This limitation restrains the ability to use either cold or live migration to move a domain from a recent server to an older server. This limitation also prevents you from using an EFI GPT boot disk image on an older server.
To determine whether an Oracle Solaris 11.1 boot disk is compatible with your server and its firmware, ensure that the Oracle Solaris 11.1 OS is installed on a disk that is configured with an SMI VTOC disk label.
To maintain backward compatibility with systems that run older firmware, use one of the following procedures. Otherwise, the boot disk uses the EFI GPT disk label by default. These procedures show how to ensure that the Oracle Solaris 11.1 OS is installed on a boot disk with an SMI VTOC disk label on a SPARC T4 server with at least system firmware version 8.4.0, on a SPARC T5, SPARC M5, or SPARC M6 server with at least system firmware version 9.1.0, and on a Fujitsu M10 system with at least XCP version 2230.
Solution 1: Remove the gpt property so that the firmware does not report that it supports EFI.
From the OpenBoot PROM prompt, disable automatic booting and reset the system to be installed.
ok setenv auto-boot? false ok reset-all
After the system resets, it returns to the ok prompt.
Change to the /packages/disk-label directory and remove the gpt property.
ok cd /packages/disk-label ok " gpt" delete-property
Begin the Oracle Solaris 11.1 OS installation.
For example, perform a network installation:
ok boot net - install
Solution 2: Use the format -e command to write an SMI VTOC label on the disk to be installed with the Oracle Solaris 11.1 OS.
Write an SMI VTOC label on the disk.
For example, select the label option and specify the SMI label:
# format -e c1d0 format> label  SMI Label  EFI Label Specify Label type: 0
Configure the disk with a slice 0 and slice 2 that cover the entire disk.
The disk should have no other partitions.
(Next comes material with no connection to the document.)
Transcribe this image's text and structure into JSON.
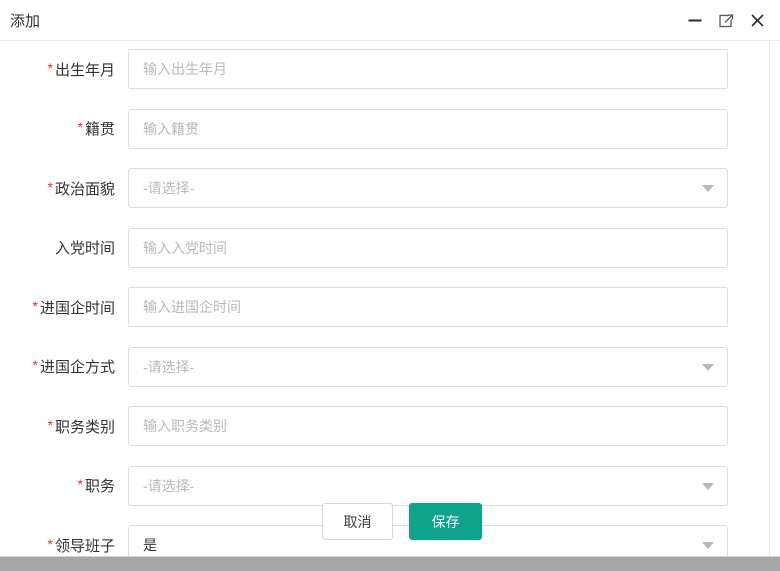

For example:
format> partition partition> print Current partition table (unnamed): Total disk cylinders available: 14087 + 2 (reserved cylinders) Part Tag Flag Cylinders Size Blocks 0 root wm 0 - 14086 136.71GB (14087/0/0) 286698624 1 unassigned wu 0 0 (0/0/0) 0 2 backup wu 0 - 14086 136.71GB (14087/0/0) 286698624 3 unassigned wm 0 0 (0/0/0) 0 4 unassigned wm 0 0 (0/0/0) 0 5 unassigned wm 0 0 (0/0/0) 0 6 unassigned wm 0 0 (0/0/0) 0 7 unassigned wm 0 0 (0/0/0) 0
Re-write the SMI VTOC disk label.
partition> label  SMI Label  EFI Label Specify Label type: 0 Ready to label disk, continue? y
Configure your Oracle Solaris Automatic Installer (AI) to install the Oracle Solaris OS on slice 0 of the boot disk.
Change the <disk> excerpt in the AI manifest as follows:
<target> <disk whole_disk="true"> <disk_keyword key="boot_disk"/> <slice name="0" in_zpool="rpool"/> </disk> [...] </target>
Perform the installation of the Oracle Solaris 11.1 OS.